- Ernst, E. (2010, February 5). Colonic irrigation: therapeutic claims by professional organizations, a review. International Journal of Clinical Practice, 64 (4), 429-431. doi: 1111/j.1742-1241.2009.02166.x
- Oksanen, P.J., et al. (1990). Prevention of travellers’ diarrhoea by Lactobacillus GG.Ann Med, 22 (1), 53-56. Retrieved September 19, 2017 from https://www.ncbi.nlm.nih.gov/pubmed/2184847
- Bischoff, S. C., Barbara, G., Buurman, W., Ockhuizen, T., Schulzke, J., Serino, M., … Wells, J. M. (2014). Intestinal permeability – a new target for disease prevention and therapy.BMC Gastroenterology, 14(1). doi:1186/s12876-014-0189-7
- Kang, D., Park, J. G., Ilhan, Z. E., Wallstrom, G., LaBaer, J., Adams, J. B., & Krajmalnik-Brown, R. (2013). Reduced Incidence of Prevotella and Other Fermenters in Intestinal Microflora of Autistic Children. PLoS ONE, 8(7), e68322. https://doi.org/10.1371/journal.pone.0068322
- Maes, M. & Leunis, J.C. (2008). Normalization of leaky gut in chronic fatigue syndrome (CFS) is accompanied by a clinical improvement: effects of age, duration of illness and the translocation of LPS from gram-negative bacteria. Neuroendocrinology Letters, 29(6), 101-109. Retrieved September 19, 2017 from – View Reference

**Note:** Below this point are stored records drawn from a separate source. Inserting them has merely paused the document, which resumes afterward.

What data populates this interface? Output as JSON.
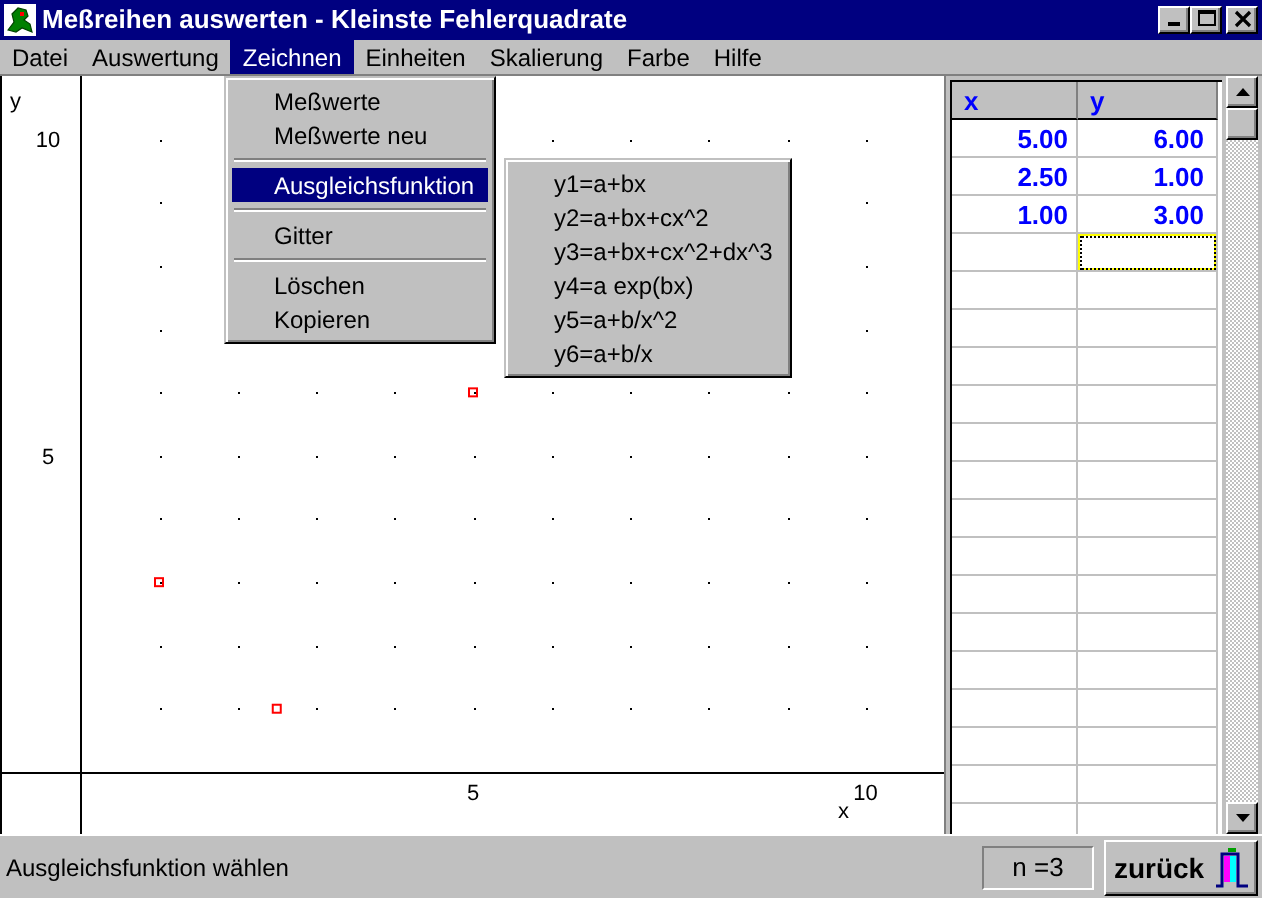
{
  "window": {
    "title": "Meßreihen auswerten - Kleinste Fehlerquadrate"
  },
  "menu_bar": [
    {
      "label": "Datei",
      "selected": false
    },
    {
      "label": "Auswertung",
      "selected": false
    },
    {
      "label": "Zeichnen",
      "selected": true
    },
    {
      "label": "Einheiten",
      "selected": false
    },
    {
      "label": "Skalierung",
      "selected": false
    },
    {
      "label": "Farbe",
      "selected": false
    },
    {
      "label": "Hilfe",
      "selected": false
    }
  ],
  "open_menu": {
    "items": [
      {
        "kind": "item",
        "label": "Meßwerte",
        "selected": false
      },
      {
        "kind": "item",
        "label": "Meßwerte neu",
        "selected": false
      },
      {
        "kind": "separator"
      },
      {
        "kind": "submenu",
        "label": "Ausgleichsfunktion",
        "selected": true
      },
      {
        "kind": "separator"
      },
      {
        "kind": "item",
        "label": "Gitter",
        "selected": false
      },
      {
        "kind": "separator"
      },
      {
        "kind": "item",
        "label": "Löschen",
        "selected": false
      },
      {
        "kind": "item",
        "label": "Kopieren",
        "selected": false
      }
    ]
  },
  "submenu": {
    "items": [
      {
        "label": "y1=a+bx",
        "selected": false
      },
      {
        "label": "y2=a+bx+cx^2",
        "selected": false
      },
      {
        "label": "y3=a+bx+cx^2+dx^3",
        "selected": false
      },
      {
        "label": "y4=a exp(bx)",
        "selected": false
      },
      {
        "label": "y5=a+b/x^2",
        "selected": false
      },
      {
        "label": "y6=a+b/x",
        "selected": false
      }
    ]
  },
  "plot": {
    "grid": true,
    "chart_data": {
      "type": "scatter",
      "xlabel": "x",
      "ylabel": "y",
      "x": [
        5,
        2.5,
        1
      ],
      "series": [
        {
          "color": "#ff0000",
          "values": [
            6,
            1,
            3
          ]
        }
      ],
      "xlim": [
        -1,
        11
      ],
      "ylim": [
        0,
        11
      ],
      "xticks": [
        5,
        10
      ],
      "yticks": [
        5,
        10
      ]
    }
  },
  "table": {
    "columns": [
      "x",
      "y"
    ],
    "rows": [
      [
        "5.00",
        "6.00"
      ],
      [
        "2.50",
        "1.00"
      ],
      [
        "1.00",
        "3.00"
      ]
    ],
    "entry_row": [
      {
        "focused": false
      },
      {
        "focused": true
      }
    ]
  },
  "status_bar": {
    "message": "Ausgleichsfunktion wählen",
    "count": "n =3",
    "back_button": "zurück"
  }
}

- Cleveland Clinic. (n.d.). Foods to Choose if You Have Mixed Irritable Bowel Syndrome. Retrieved September 19, 2017 from – View Reference